February 11, 2015
Those of you who are engaged in geopolitical news will recognize the ongoing turbulence between Greece and its creditors. Desperately trying to avert a default, Greece is still in talks to renegotiate bailout reforms with Eurozone partners and the International Monetary Fund.
According to this article the US and European markets enjoyed increases on Tuesday while investors remain optimistic that Greece will avoid a default, yet the chance of default still looms.
As an investor, it is important to understand international dynamics as they have real effects on the economy. This situation, while it presents a valid concern, shines a light on a more important overarching theme: you MUST understand your investments.
Know what you own, why you own it, and what the inherent risks are that you may be taking on. You can achieve this by working with an expert to select and understand where you are putting your money.
Here are few key takeaways that I have mentioned before but are steadfast:
- Be an investor. If you are in cash or money markets you are missing out on the potential for growth and returns.
- Focus on the U.S. We are positioned the best for growth, innovation, and long term success compared to many other countries.
- Stay in high quality companies. Grounding your investments in high quality companies that pay dividends, have good cash flow, and are well managed more often than not provide the base for a strong portfolio-one you will be able to hold and benefit from over time.
(This article contains the current opinions of the author but not necessarily those of Brighton Securities Corp. The author's opinions are subject to change without notice. This blog post is for informational purposes only. Forecasts, estimates, and certain information contained herein should not be considered as investment advice or a recommendation of any particular security, strategy or investment product.
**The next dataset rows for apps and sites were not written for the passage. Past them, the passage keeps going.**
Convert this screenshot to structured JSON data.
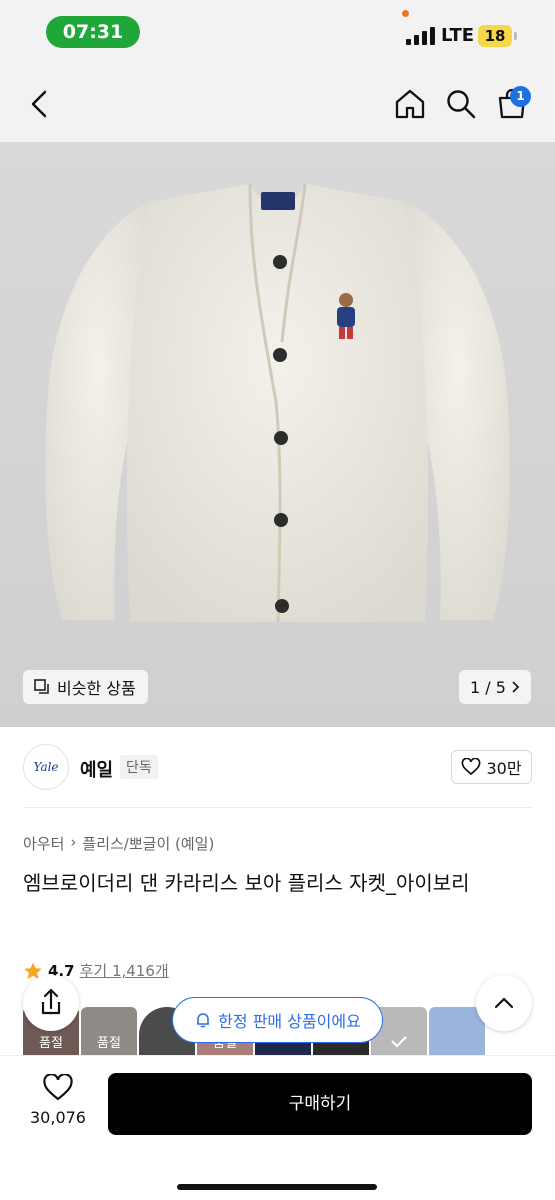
{
  "status_bar": {
    "time": "07:31",
    "network": "LTE",
    "battery": "18"
  },
  "header": {
    "cart_count": "1"
  },
  "gallery": {
    "similar_label": "비슷한 상품",
    "pager": "1 / 5"
  },
  "brand": {
    "logo_text": "Yale",
    "name": "예일",
    "tag": "단독",
    "likes": "30만"
  },
  "breadcrumb": [
    "아우터",
    "플리스/뽀글이 (예일)"
  ],
  "product": {
    "title": "엠브로이더리 댄 카라리스 보아 플리스 자켓_아이보리",
    "rating": "4.7",
    "reviews": "후기 1,416개"
  },
  "thumbnails": [
    {
      "label": "품절",
      "color": "#6f5a55"
    },
    {
      "label": "품절",
      "color": "#8e8b87"
    },
    {
      "label": "",
      "color": "#4b4b4b"
    },
    {
      "label": "품절",
      "color": "#a77f78"
    },
    {
      "label": "",
      "color": "#1f2a4a"
    },
    {
      "label": "",
      "color": "#2b2b2b"
    },
    {
      "label": "",
      "color": "#b9b9b9"
    },
    {
      "label": "",
      "color": "#9bb4dd"
    }
  ],
  "limited_notice": "한정 판매 상품이에요",
  "bottom_bar": {
    "wishlist_count": "30,076",
    "buy_label": "구매하기"
  },
  "colors": {
    "accent_blue": "#2d6ee8",
    "status_green": "#1fa73a",
    "badge_blue": "#1e6fe0"
  }
}
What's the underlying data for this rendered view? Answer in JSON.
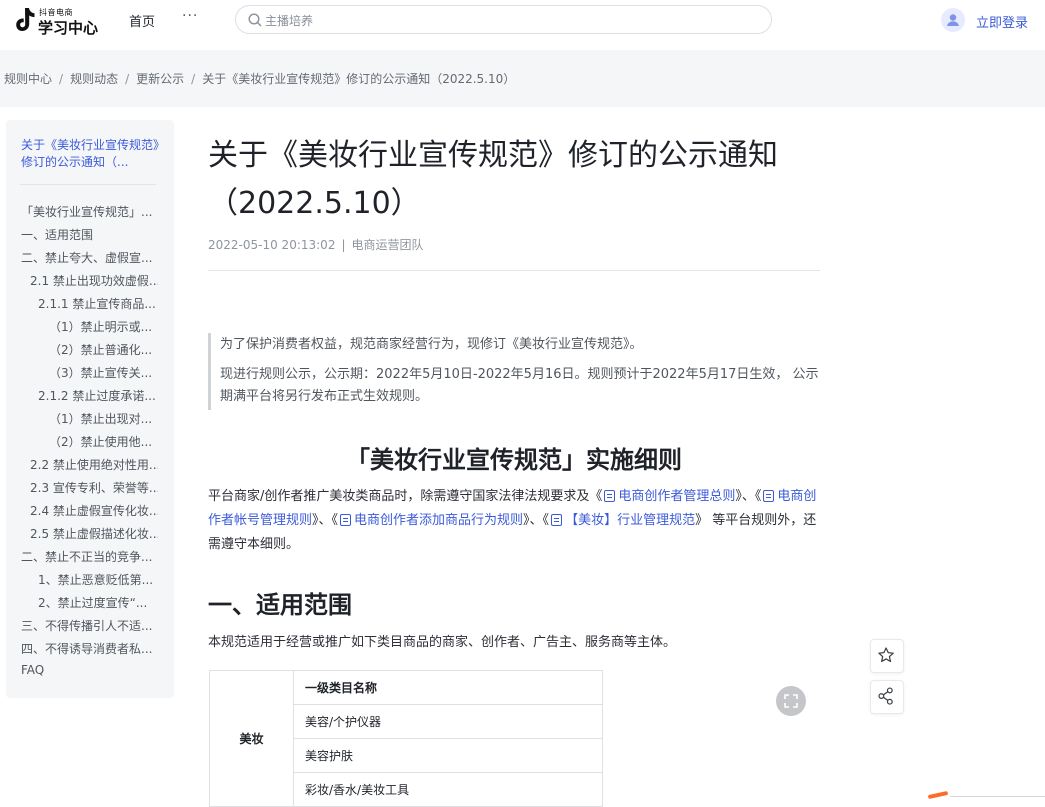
{
  "header": {
    "logo_small": "抖音电商",
    "logo_text": "学习中心",
    "nav_home": "首页",
    "nav_more": "···",
    "search_placeholder": "主播培养",
    "login": "立即登录"
  },
  "breadcrumb": [
    "规则中心",
    "规则动态",
    "更新公示",
    "关于《美妆行业宣传规范》修订的公示通知（2022.5.10）"
  ],
  "sidebar": {
    "current": "关于《美妆行业宣传规范》修订的公示通知（...",
    "items": [
      "「美妆行业宣传规范」...",
      "一、适用范围",
      "二、禁止夸大、虚假宣...",
      "2.1 禁止出现功效虚假...",
      "2.1.1 禁止宣传商品...",
      "（1）禁止明示或...",
      "（2）禁止普通化...",
      "（3）禁止宣传关...",
      "2.1.2 禁止过度承诺...",
      "（1）禁止出现对...",
      "（2）禁止使用他...",
      "2.2 禁止使用绝对性用...",
      "2.3 宣传专利、荣誉等...",
      "2.4 禁止虚假宣传化妆...",
      "2.5 禁止虚假描述化妆...",
      "二、禁止不正当的竞争...",
      "1、禁止恶意贬低第...",
      "2、禁止过度宣传“...",
      "三、不得传播引人不适...",
      "四、不得诱导消费者私...",
      "FAQ"
    ]
  },
  "article": {
    "title": "关于《美妆行业宣传规范》修订的公示通知（2022.5.10）",
    "date": "2022-05-10 20:13:02",
    "author": "电商运营团队",
    "quote1": "为了保护消费者权益，规范商家经营行为，现修订《美妆行业宣传规范》。",
    "quote2": "现进行规则公示，公示期：2022年5月10日-2022年5月16日。规则预计于2022年5月17日生效， 公示期满平台将另行发布正式生效规则。",
    "section_title": "「美妆行业宣传规范」实施细则",
    "intro_before": "平台商家/创作者推广美妆类商品时，除需遵守国家法律法规要求及《",
    "link1": "电商创作者管理总则",
    "sep1": "》、《",
    "link2": "电商创作者帐号管理规则",
    "sep2": "》、《",
    "link3": "电商创作者添加商品行为规则",
    "sep3": "》、《",
    "link4": "【美妆】行业管理规范",
    "intro_after": "》 等平台规则外，还需遵守本细则。",
    "h1": "一、适用范围",
    "scope": "本规范适用于经营或推广如下类目商品的商家、创作者、广告主、服务商等主体。"
  },
  "table": {
    "category": "美妆",
    "header": "一级类目名称",
    "rows": [
      "美容/个护仪器",
      "美容护肤",
      "彩妆/香水/美妆工具"
    ]
  },
  "icons": [
    "douyin-logo-icon",
    "search-icon",
    "user-icon",
    "star-icon",
    "share-icon",
    "expand-icon",
    "doc-link-icon"
  ],
  "colors": {
    "link": "#3c5bd9",
    "accent": "#ff6a2a"
  }
}
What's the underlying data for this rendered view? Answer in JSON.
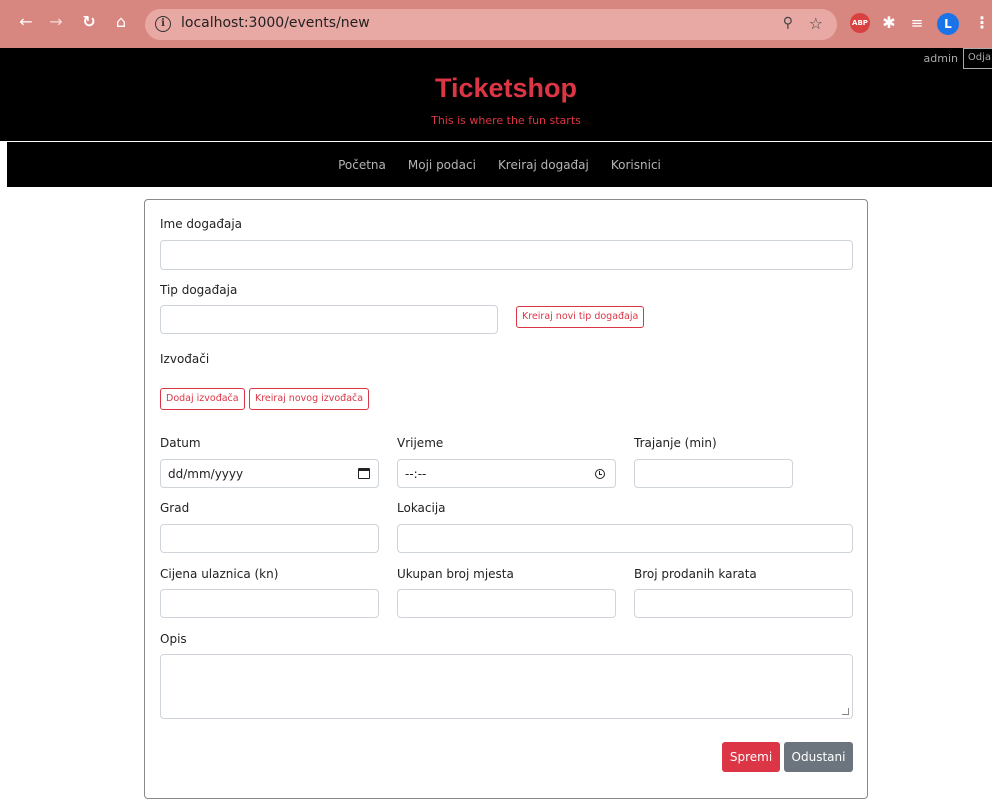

References to specific securities and their issuers are for illustrative purposes only and are not intended and should not be interpreted as recommendations to purchase or sell such securities).